Caleb Barlow: You got to go through that exercise because as much as nobody ever wants to pay the ransomware operators - and by the way, I don't want you to pay either, right? We've talked about that many times on the CyberWire. 

Dave Bittner: Right. 

Caleb Barlow: But at least think about who's going to make that really tough decision. Who's going to make the decision to shut down production or disconnect you from the internet? You've got to decide that ahead of time because let me tell you, if you got five executives in a room staring at each other, nobody wants to be the one making that decision. 

Dave Bittner: OK. So I suppose you could label it a responsibility, perhaps a burden, go too far to say privilege. 

Caleb Barlow: Security decisions are always a privilege. That's why we're security professionals, Dave. 

Dave Bittner: (Laughter) Fair enough. 

Caleb Barlow: But, you know - yeah, I mean, but seriously, it requires a level of intestinal fortitude to realize that you're in crisis decision-making mode. And the best way to facilitate that is to get these permissions down ahead of time so when it hits the fan executives are comfortable making those decisions and they're not waiting around to do it. 

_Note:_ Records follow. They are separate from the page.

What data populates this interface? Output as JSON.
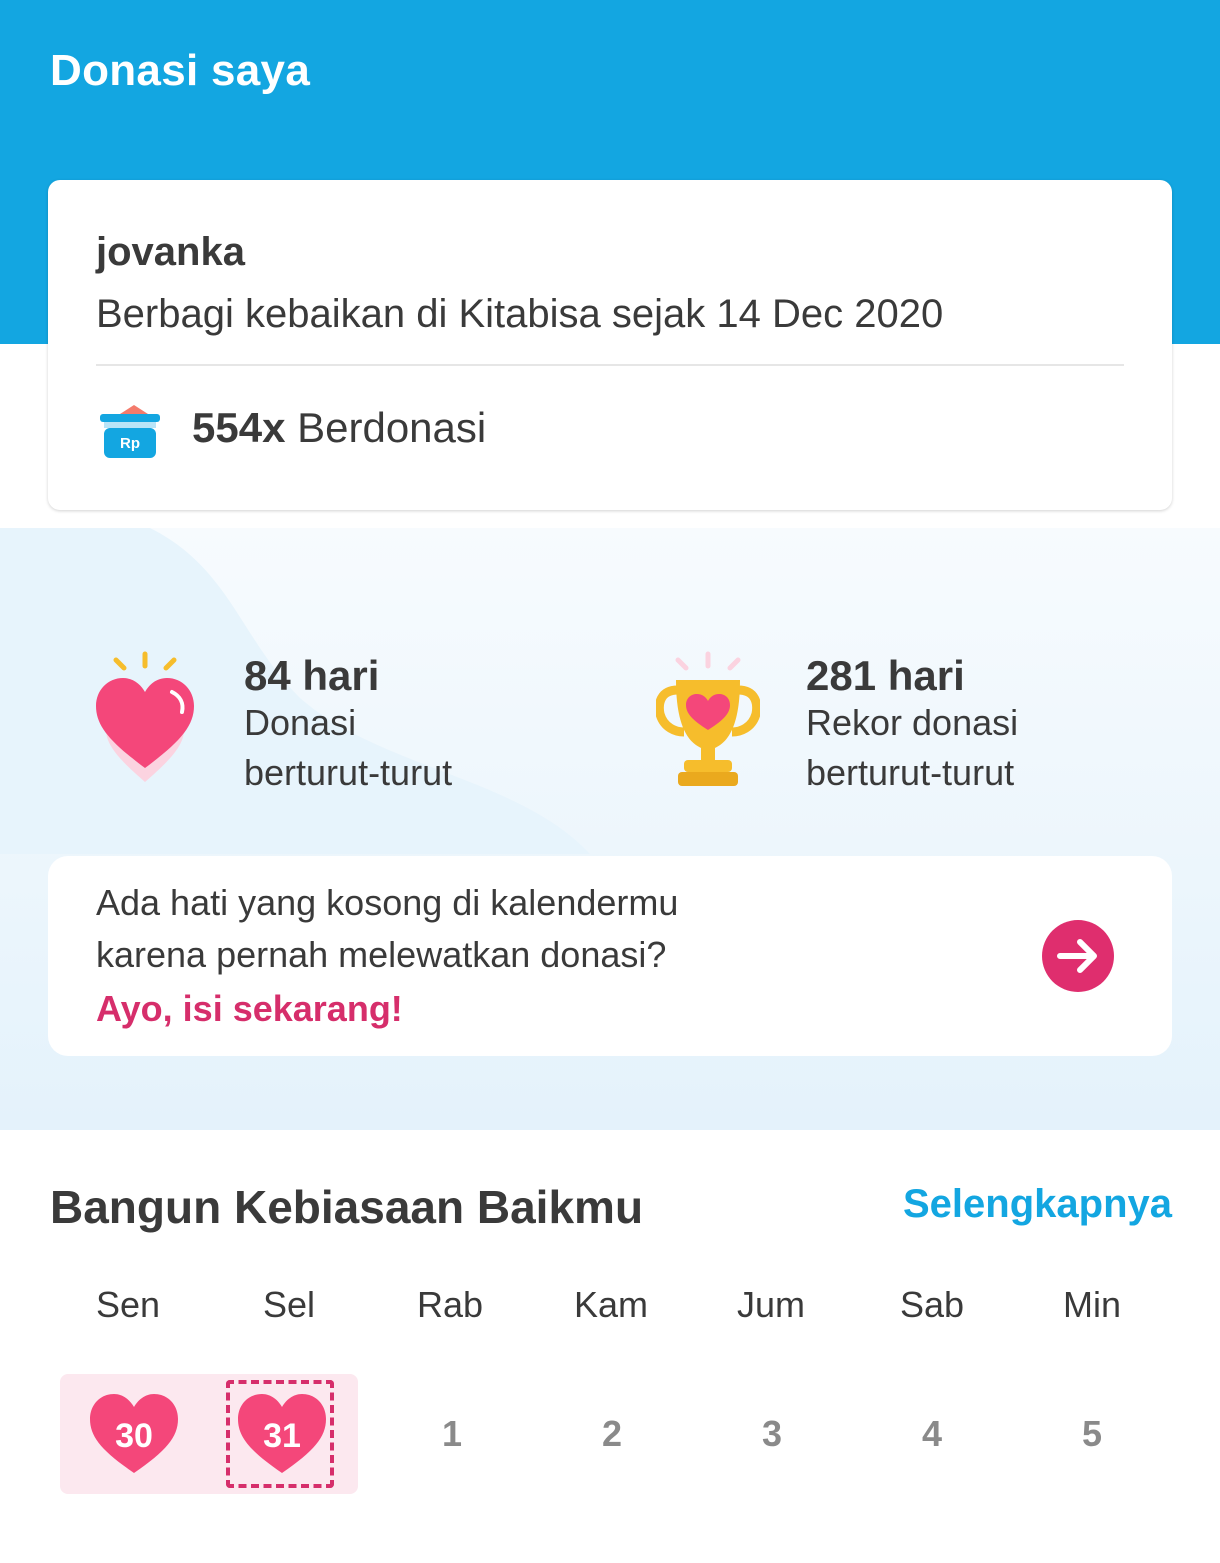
{
  "header": {
    "title": "Donasi saya"
  },
  "profile": {
    "name": "jovanka",
    "since": "Berbagi kebaikan di Kitabisa sejak 14 Dec 2020",
    "donation_count": "554x",
    "donation_label": "Berdonasi",
    "icon_text": "Rp"
  },
  "stats": [
    {
      "value": "84 hari",
      "label_line1": "Donasi",
      "label_line2": "berturut-turut",
      "icon": "heart-icon"
    },
    {
      "value": "281 hari",
      "label_line1": "Rekor donasi",
      "label_line2": "berturut-turut",
      "icon": "trophy-icon"
    }
  ],
  "cta": {
    "line1": "Ada hati yang kosong di kalendermu",
    "line2": "karena pernah melewatkan donasi?",
    "link": "Ayo, isi sekarang!",
    "icon": "arrow-right-icon"
  },
  "habit": {
    "title": "Bangun Kebiasaan Baikmu",
    "see_more": "Selengkapnya",
    "weekdays": [
      "Sen",
      "Sel",
      "Rab",
      "Kam",
      "Jum",
      "Sab",
      "Min"
    ],
    "days": [
      {
        "num": "30",
        "donated": true,
        "today": false
      },
      {
        "num": "31",
        "donated": true,
        "today": true
      },
      {
        "num": "1",
        "donated": false,
        "today": false
      },
      {
        "num": "2",
        "donated": false,
        "today": false
      },
      {
        "num": "3",
        "donated": false,
        "today": false
      },
      {
        "num": "4",
        "donated": false,
        "today": false
      },
      {
        "num": "5",
        "donated": false,
        "today": false
      }
    ]
  },
  "colors": {
    "brand_blue": "#13a6e1",
    "accent_pink": "#df2e6e",
    "streak_bg": "#fce8ef",
    "gold": "#f6bd2c"
  }
}
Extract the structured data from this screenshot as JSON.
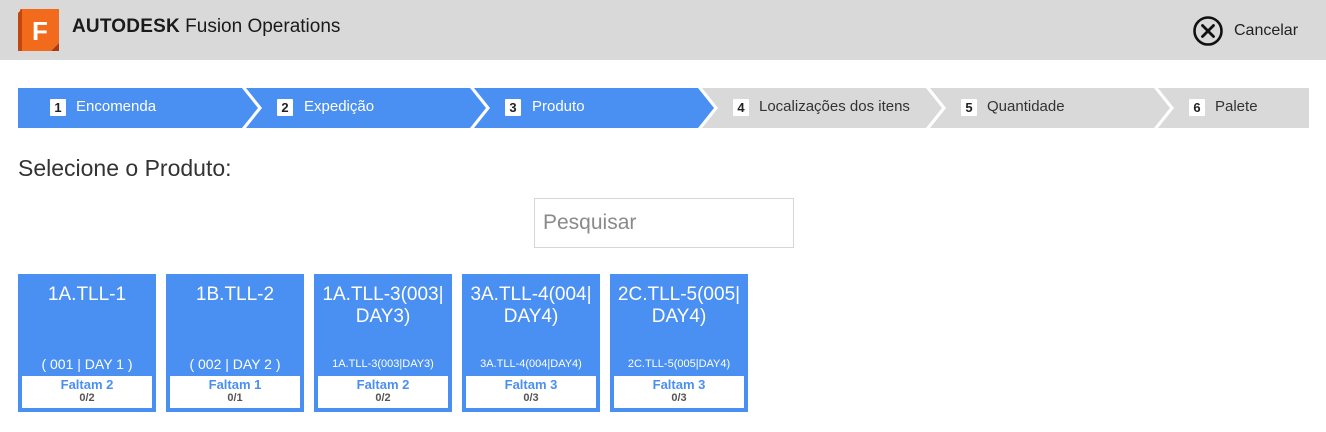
{
  "header": {
    "logo_letter": "F",
    "brand_bold": "AUTODESK",
    "brand_rest": "Fusion Operations",
    "cancel_label": "Cancelar",
    "cancel_icon": "close-circle-icon",
    "colors": {
      "header_bg": "#d9d9d9",
      "logo_orange": "#f26b1d"
    }
  },
  "stepper": {
    "steps": [
      {
        "number": "1",
        "label": "Encomenda",
        "state": "done"
      },
      {
        "number": "2",
        "label": "Expedição",
        "state": "done"
      },
      {
        "number": "3",
        "label": "Produto",
        "state": "current"
      },
      {
        "number": "4",
        "label": "Localizações dos itens",
        "state": "pending"
      },
      {
        "number": "5",
        "label": "Quantidade",
        "state": "pending"
      },
      {
        "number": "6",
        "label": "Palete",
        "state": "pending"
      }
    ],
    "colors": {
      "active": "#4a8ff2",
      "inactive": "#d9d9d9"
    }
  },
  "main": {
    "title": "Selecione o Produto:",
    "search_placeholder": "Pesquisar",
    "products": [
      {
        "name": "1A.TLL-1",
        "code": "( 001 | DAY 1 )",
        "missing": "Faltam 2",
        "count": "0/2"
      },
      {
        "name": "1B.TLL-2",
        "code": "( 002 | DAY 2 )",
        "missing": "Faltam 1",
        "count": "0/1"
      },
      {
        "name": "1A.TLL-3(003|DAY3)",
        "code": "1A.TLL-3(003|DAY3)",
        "missing": "Faltam 2",
        "count": "0/2"
      },
      {
        "name": "3A.TLL-4(004|DAY4)",
        "code": "3A.TLL-4(004|DAY4)",
        "missing": "Faltam 3",
        "count": "0/3"
      },
      {
        "name": "2C.TLL-5(005|DAY4)",
        "code": "2C.TLL-5(005|DAY4)",
        "missing": "Faltam 3",
        "count": "0/3"
      }
    ]
  }
}
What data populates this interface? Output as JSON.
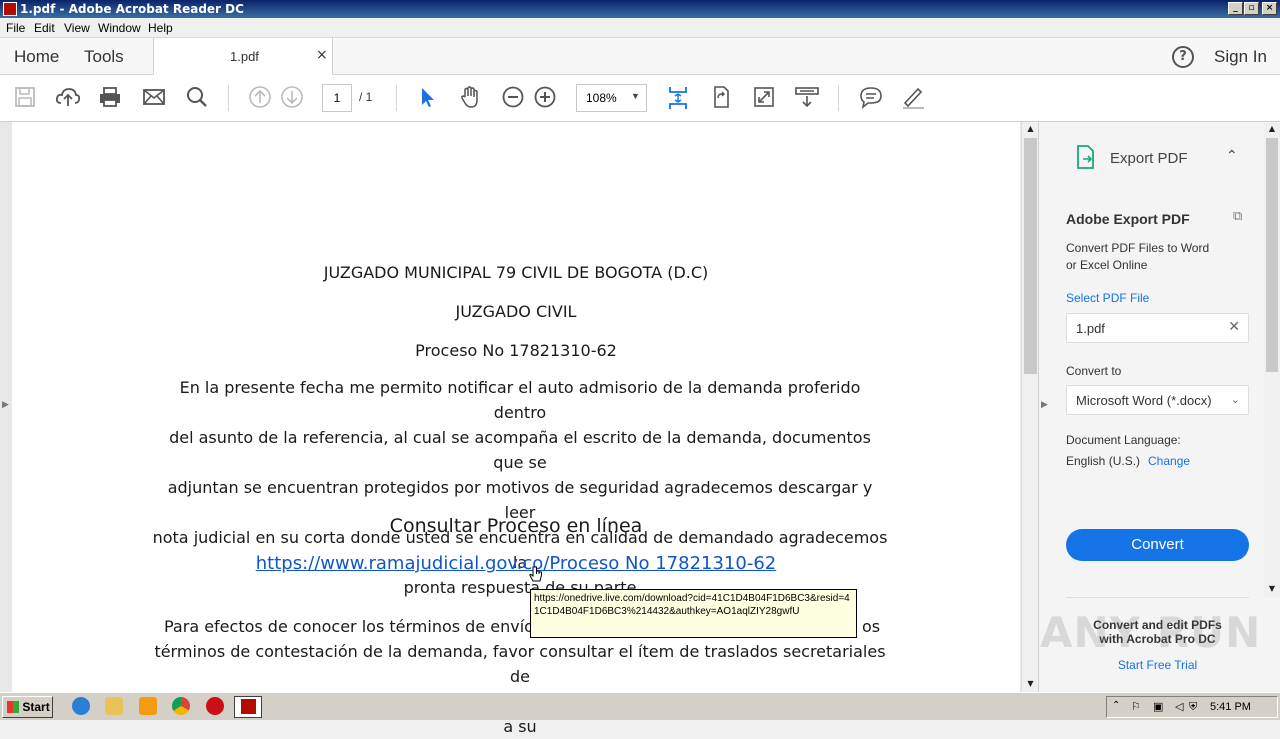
{
  "window": {
    "title": "1.pdf - Adobe Acrobat Reader DC",
    "controls": [
      "_",
      "▫",
      "×"
    ]
  },
  "menu": [
    "File",
    "Edit",
    "View",
    "Window",
    "Help"
  ],
  "tabs": {
    "home": "Home",
    "tools": "Tools",
    "document": "1.pdf",
    "close": "×",
    "signin": "Sign In",
    "help": "?"
  },
  "toolbar": {
    "page_current": "1",
    "page_total": "/ 1",
    "zoom": "108%"
  },
  "document": {
    "line1": "JUZGADO MUNICIPAL 79 CIVIL DE BOGOTA (D.C)",
    "line2": "JUZGADO CIVIL",
    "line3": "Proceso No 17821310-62",
    "paragraph1_lines": [
      "En la presente fecha me permito notificar el auto admisorio de la demanda proferido dentro",
      "del asunto de la referencia, al cual se acompaña el escrito de la demanda, documentos que se",
      "adjuntan se encuentran protegidos por motivos de seguridad agradecemos descargar y leer",
      "nota judicial en su corta donde usted se encuentra en calidad de demandado agradecemos la",
      "pronta respuesta de su parte"
    ],
    "heading": "Consultar Proceso en línea",
    "link": "https://www.ramajudicial.gov.co/Proceso No 17821310-62",
    "paragraph2_lines": [
      "Para efectos de conocer los términos de envío f",
      "os",
      "términos de contestación de la demanda, favor consultar el ítem de traslados secretariales de",
      "la página web de la Rama Judicial o la carpeta de traslados secretariales que se encuentra a su"
    ],
    "tooltip": "https://onedrive.live.com/download?cid=41C1D4B04F1D6BC3&resid=41C1D4B04F1D6BC3%214432&authkey=AO1aqlZIY28gwfU"
  },
  "right_pane": {
    "export_title": "Export PDF",
    "adobe_export": "Adobe Export PDF",
    "description_lines": [
      "Convert PDF Files to Word",
      "or Excel Online"
    ],
    "select_label": "Select PDF File",
    "selected_file": "1.pdf",
    "convert_to_label": "Convert to",
    "convert_option": "Microsoft Word (*.docx)",
    "doc_language_label": "Document Language:",
    "language": "English (U.S.)",
    "change": "Change",
    "convert_button": "Convert",
    "promo_lines": [
      "Convert and edit PDFs",
      "with Acrobat Pro DC"
    ],
    "trial": "Start Free Trial",
    "accent_color": "#1473e6"
  },
  "taskbar": {
    "start": "Start",
    "clock": "5:41 PM"
  },
  "watermark": "ANY RUN"
}
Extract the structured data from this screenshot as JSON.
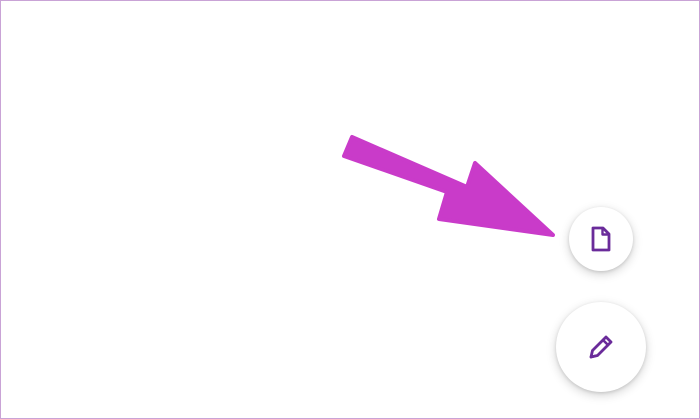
{
  "colors": {
    "arrow": "#c93bc9",
    "icon": "#6a2b9a",
    "fab_background": "#ffffff",
    "frame_border": "#c9a3d6"
  },
  "icons": {
    "small_fab": "document-icon",
    "large_fab": "pencil-icon",
    "annotation": "pointer-arrow"
  }
}
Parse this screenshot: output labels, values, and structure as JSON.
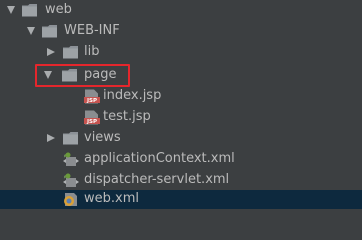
{
  "tree": {
    "items": [
      {
        "label": "web",
        "icon": "folder-icon",
        "expanded": true
      },
      {
        "label": "WEB-INF",
        "icon": "folder-icon",
        "expanded": true
      },
      {
        "label": "lib",
        "icon": "folder-icon",
        "expanded": false
      },
      {
        "label": "page",
        "icon": "folder-icon",
        "expanded": true
      },
      {
        "label": "index.jsp",
        "icon": "jsp-file-icon"
      },
      {
        "label": "test.jsp",
        "icon": "jsp-file-icon"
      },
      {
        "label": "views",
        "icon": "folder-icon",
        "expanded": false
      },
      {
        "label": "applicationContext.xml",
        "icon": "spring-xml-file-icon"
      },
      {
        "label": "dispatcher-servlet.xml",
        "icon": "spring-xml-file-icon"
      },
      {
        "label": "web.xml",
        "icon": "web-xml-file-icon",
        "selected": true
      }
    ],
    "jsp_badge": "JSP"
  },
  "colors": {
    "background": "#3c3f41",
    "text": "#bbbbbb",
    "selection": "#0d293e",
    "folder": "#8c9197",
    "highlight": "#e5262c"
  }
}
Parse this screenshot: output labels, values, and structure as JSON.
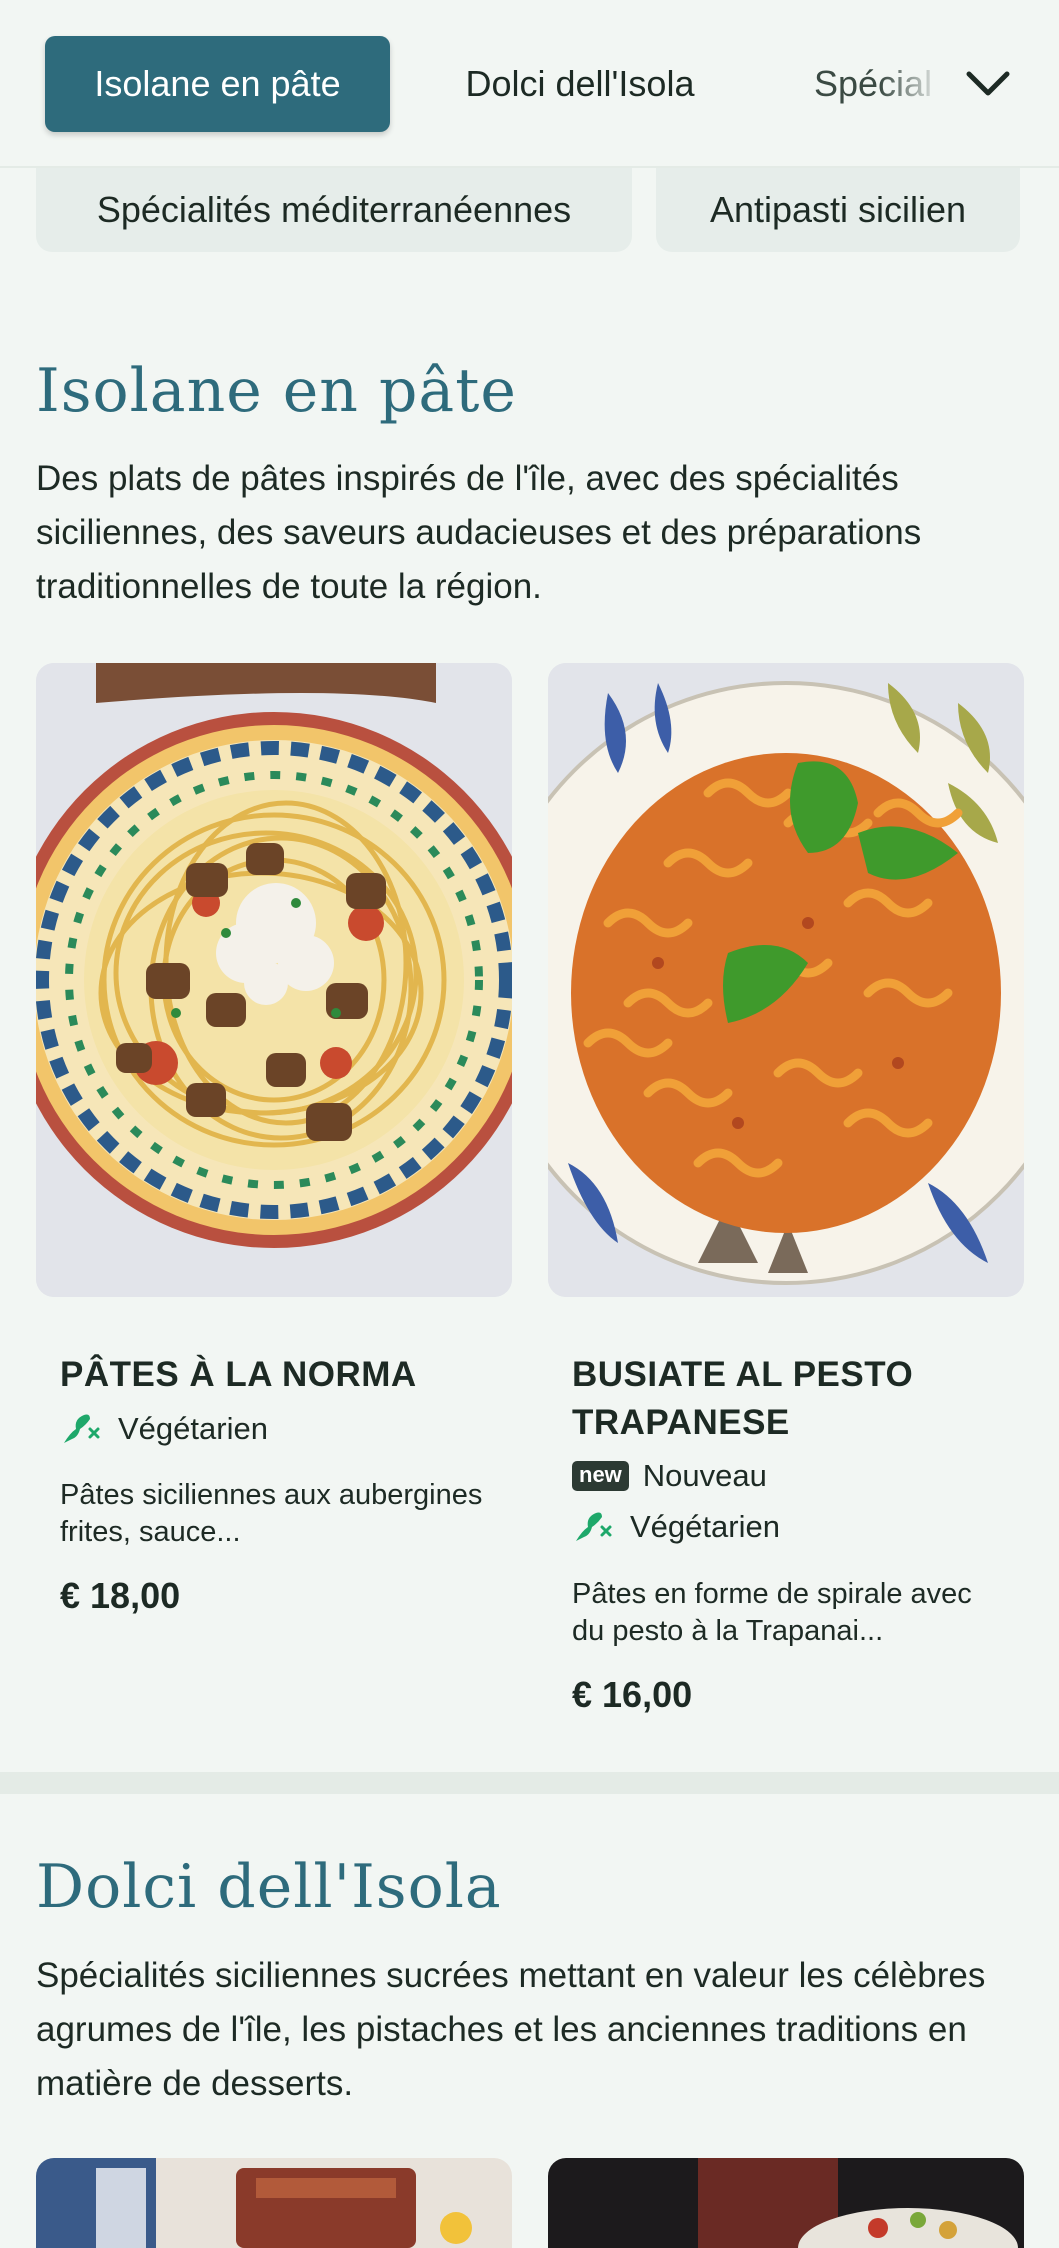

Dave Bittner: Right, it's one less thing to think about. 

Caleb Barlow: That's right. 

Dave Bittner: All right. Well, Caleb Barlow, thanks for joining us. 

Dave Bittner: And that's the CyberWire. For links to all of today's stories, check out our daily briefing at 

Dave Bittner: The CyberWire podcast is proudly produced in Maryland out of the startup studios of DataTribe, where they're co-building the next generation of cybersecurity teams and technologies. Our amazing CyberWire team is Elliott Peltzman, Tre Hester, Brandon Karpf, Puru Prakash, Justin Sabie, Tim Nodar, Joe Carrigan, Carole Theriault, Ben Yelin, Nick Veliky, Gina Johnson, Bennett Moe, Chris Russell, John Petrik, Jennifer Eiben, Rick Howard, Peter Kilpe. And I'm Dave Bittner. Thanks for listening. We'll see you back here tomorrow.